### Your task
Return each line below exactly as it reads, and omit any image in it.

### Given data
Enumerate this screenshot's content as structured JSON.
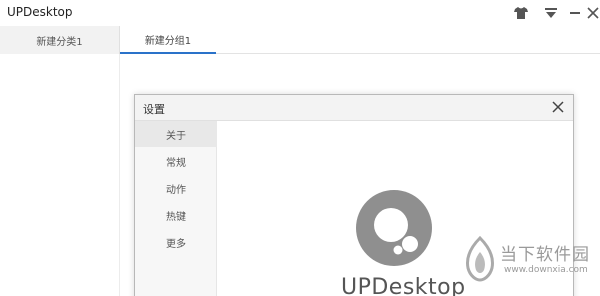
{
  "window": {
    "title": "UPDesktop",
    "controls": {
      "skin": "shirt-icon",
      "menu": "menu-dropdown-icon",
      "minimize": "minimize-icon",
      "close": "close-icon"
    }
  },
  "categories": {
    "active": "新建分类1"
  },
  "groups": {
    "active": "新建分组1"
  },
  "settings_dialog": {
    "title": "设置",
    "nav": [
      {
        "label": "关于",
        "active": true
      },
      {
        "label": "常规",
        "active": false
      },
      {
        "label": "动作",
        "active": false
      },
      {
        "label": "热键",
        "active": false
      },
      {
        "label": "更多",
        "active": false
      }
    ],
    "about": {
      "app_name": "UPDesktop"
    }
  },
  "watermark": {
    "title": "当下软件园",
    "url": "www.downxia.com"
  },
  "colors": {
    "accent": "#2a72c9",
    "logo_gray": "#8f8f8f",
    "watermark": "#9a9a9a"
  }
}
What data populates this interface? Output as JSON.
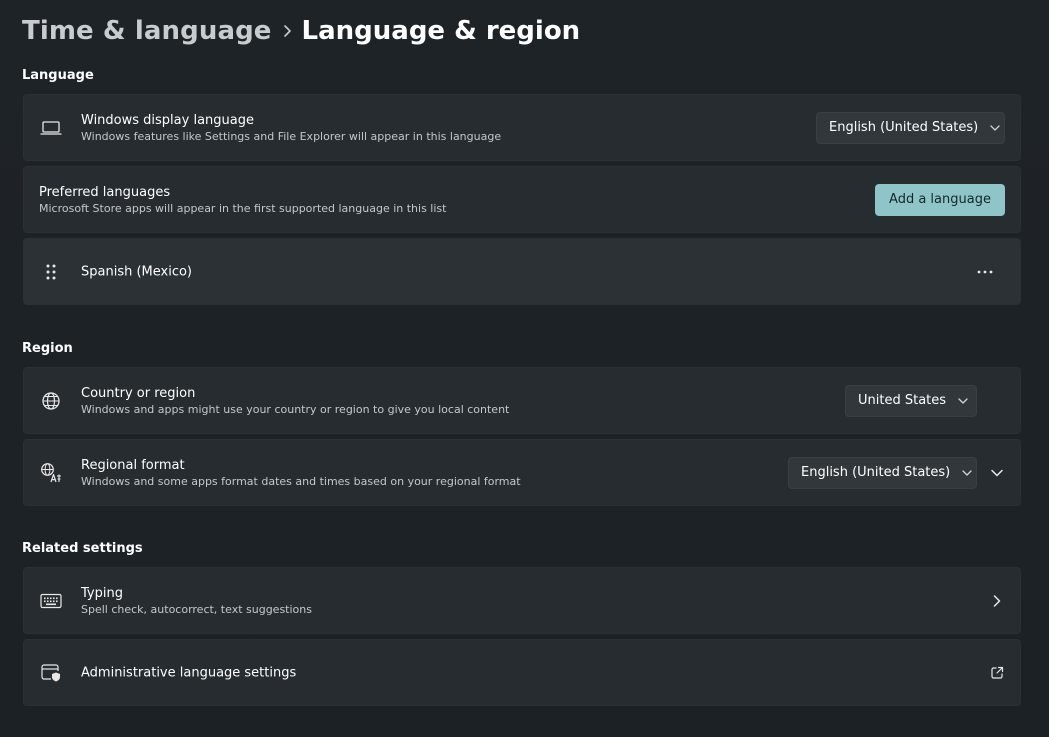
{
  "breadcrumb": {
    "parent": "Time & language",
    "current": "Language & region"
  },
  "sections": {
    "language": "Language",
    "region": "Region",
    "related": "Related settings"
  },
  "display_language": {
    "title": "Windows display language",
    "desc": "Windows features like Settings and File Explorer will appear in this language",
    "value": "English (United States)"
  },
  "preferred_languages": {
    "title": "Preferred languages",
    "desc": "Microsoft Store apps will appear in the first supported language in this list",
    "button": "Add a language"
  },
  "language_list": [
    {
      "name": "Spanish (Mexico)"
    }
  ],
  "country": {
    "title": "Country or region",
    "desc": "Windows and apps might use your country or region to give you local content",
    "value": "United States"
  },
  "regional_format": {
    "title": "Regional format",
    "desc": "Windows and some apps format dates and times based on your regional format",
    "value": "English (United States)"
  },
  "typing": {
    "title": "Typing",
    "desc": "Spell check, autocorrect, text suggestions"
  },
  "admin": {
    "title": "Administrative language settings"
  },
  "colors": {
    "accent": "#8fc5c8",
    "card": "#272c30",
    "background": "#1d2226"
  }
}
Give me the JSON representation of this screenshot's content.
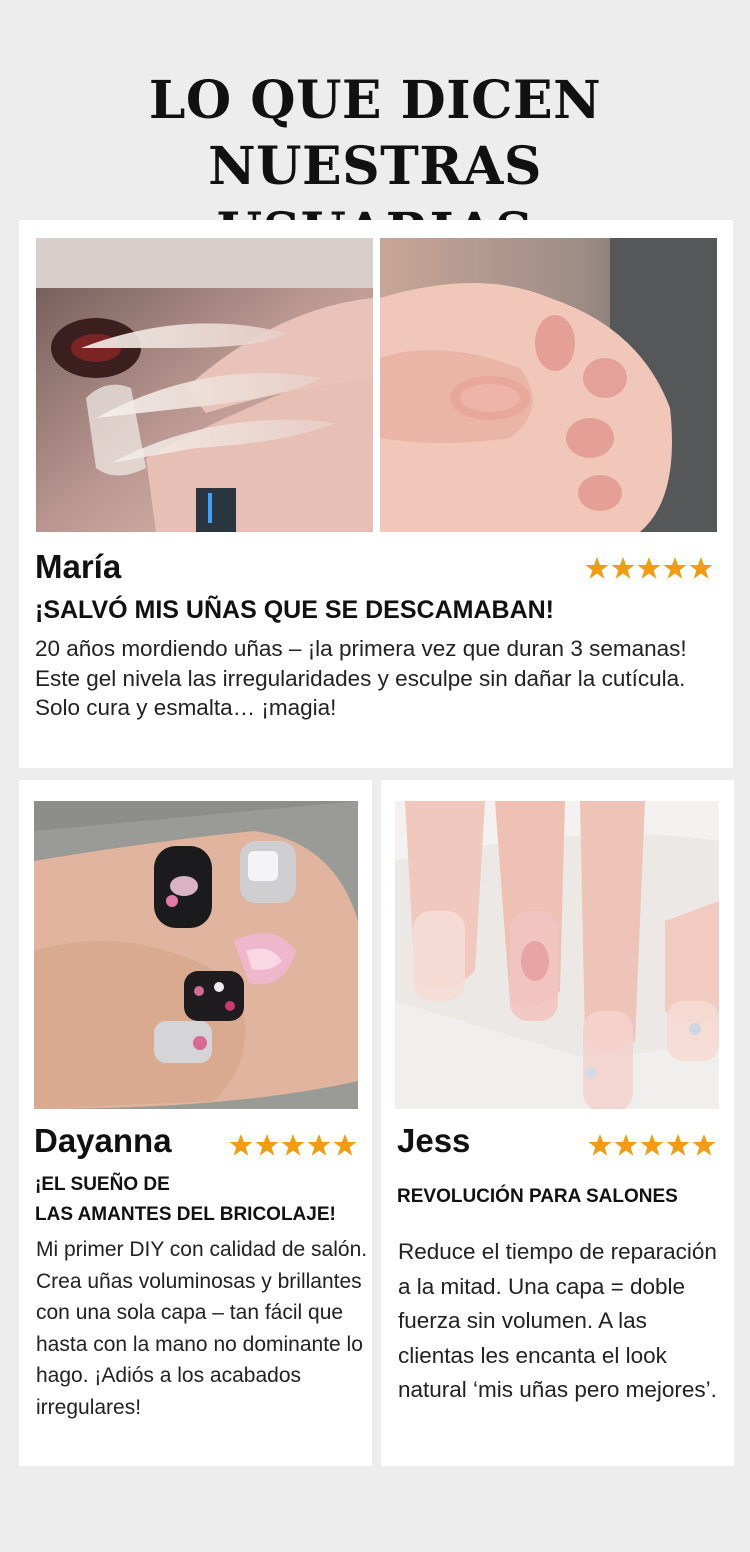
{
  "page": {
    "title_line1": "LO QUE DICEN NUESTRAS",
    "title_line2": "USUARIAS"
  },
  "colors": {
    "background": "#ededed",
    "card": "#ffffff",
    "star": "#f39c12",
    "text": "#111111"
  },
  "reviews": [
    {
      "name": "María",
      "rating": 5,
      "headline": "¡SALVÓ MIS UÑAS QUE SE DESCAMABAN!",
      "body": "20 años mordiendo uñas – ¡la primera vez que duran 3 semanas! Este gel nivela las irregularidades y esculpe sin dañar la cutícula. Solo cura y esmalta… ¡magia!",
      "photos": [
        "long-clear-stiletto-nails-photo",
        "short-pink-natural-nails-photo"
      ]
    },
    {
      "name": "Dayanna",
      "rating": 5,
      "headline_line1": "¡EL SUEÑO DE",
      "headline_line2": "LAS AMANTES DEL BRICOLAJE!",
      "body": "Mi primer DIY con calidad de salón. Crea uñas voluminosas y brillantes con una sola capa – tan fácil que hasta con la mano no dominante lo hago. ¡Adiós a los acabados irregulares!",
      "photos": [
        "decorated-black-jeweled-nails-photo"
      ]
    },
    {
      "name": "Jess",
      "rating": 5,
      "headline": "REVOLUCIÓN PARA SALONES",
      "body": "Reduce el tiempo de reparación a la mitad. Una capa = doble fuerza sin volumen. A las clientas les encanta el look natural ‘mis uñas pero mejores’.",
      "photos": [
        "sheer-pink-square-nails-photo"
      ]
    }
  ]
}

### Response
Enumerate this screenshot's content as structured JSON.
{
  "window": {
    "title": "UPDesktop",
    "controls": {
      "skin": "shirt-icon",
      "menu": "menu-dropdown-icon",
      "minimize": "minimize-icon",
      "close": "close-icon"
    }
  },
  "categories": {
    "active": "新建分类1"
  },
  "groups": {
    "active": "新建分组1"
  },
  "settings_dialog": {
    "title": "设置",
    "nav": [
      {
        "label": "关于",
        "active": true
      },
      {
        "label": "常规",
        "active": false
      },
      {
        "label": "动作",
        "active": false
      },
      {
        "label": "热键",
        "active": false
      },
      {
        "label": "更多",
        "active": false
      }
    ],
    "about": {
      "app_name": "UPDesktop"
    }
  },
  "watermark": {
    "title": "当下软件园",
    "url": "www.downxia.com"
  },
  "colors": {
    "accent": "#2a72c9",
    "logo_gray": "#8f8f8f",
    "watermark": "#9a9a9a"
  }
}
What data populates this interface? Output as JSON.
{
  "breadcrumb": {
    "parent": "Time & language",
    "current": "Language & region"
  },
  "sections": {
    "language": "Language",
    "region": "Region",
    "related": "Related settings"
  },
  "display_language": {
    "title": "Windows display language",
    "desc": "Windows features like Settings and File Explorer will appear in this language",
    "value": "English (United States)"
  },
  "preferred_languages": {
    "title": "Preferred languages",
    "desc": "Microsoft Store apps will appear in the first supported language in this list",
    "button": "Add a language"
  },
  "language_list": [
    {
      "name": "Spanish (Mexico)"
    }
  ],
  "country": {
    "title": "Country or region",
    "desc": "Windows and apps might use your country or region to give you local content",
    "value": "United States"
  },
  "regional_format": {
    "title": "Regional format",
    "desc": "Windows and some apps format dates and times based on your regional format",
    "value": "English (United States)"
  },
  "typing": {
    "title": "Typing",
    "desc": "Spell check, autocorrect, text suggestions"
  },
  "admin": {
    "title": "Administrative language settings"
  },
  "colors": {
    "accent": "#8fc5c8",
    "card": "#272c30",
    "background": "#1d2226"
  }
}
Give me the JSON representation of this screenshot's content.
{
  "page": {
    "title_line1": "LO QUE DICEN NUESTRAS",
    "title_line2": "USUARIAS"
  },
  "colors": {
    "background": "#ededed",
    "card": "#ffffff",
    "star": "#f39c12",
    "text": "#111111"
  },
  "reviews": [
    {
      "name": "María",
      "rating": 5,
      "headline": "¡SALVÓ MIS UÑAS QUE SE DESCAMABAN!",
      "body": "20 años mordiendo uñas – ¡la primera vez que duran 3 semanas! Este gel nivela las irregularidades y esculpe sin dañar la cutícula. Solo cura y esmalta… ¡magia!",
      "photos": [
        "long-clear-stiletto-nails-photo",
        "short-pink-natural-nails-photo"
      ]
    },
    {
      "name": "Dayanna",
      "rating": 5,
      "headline_line1": "¡EL SUEÑO DE",
      "headline_line2": "LAS AMANTES DEL BRICOLAJE!",
      "body": "Mi primer DIY con calidad de salón. Crea uñas voluminosas y brillantes con una sola capa – tan fácil que hasta con la mano no dominante lo hago. ¡Adiós a los acabados irregulares!",
      "photos": [
        "decorated-black-jeweled-nails-photo"
      ]
    },
    {
      "name": "Jess",
      "rating": 5,
      "headline": "REVOLUCIÓN PARA SALONES",
      "body": "Reduce el tiempo de reparación a la mitad. Una capa = doble fuerza sin volumen. A las clientas les encanta el look natural ‘mis uñas pero mejores’.",
      "photos": [
        "sheer-pink-square-nails-photo"
      ]
    }
  ]
}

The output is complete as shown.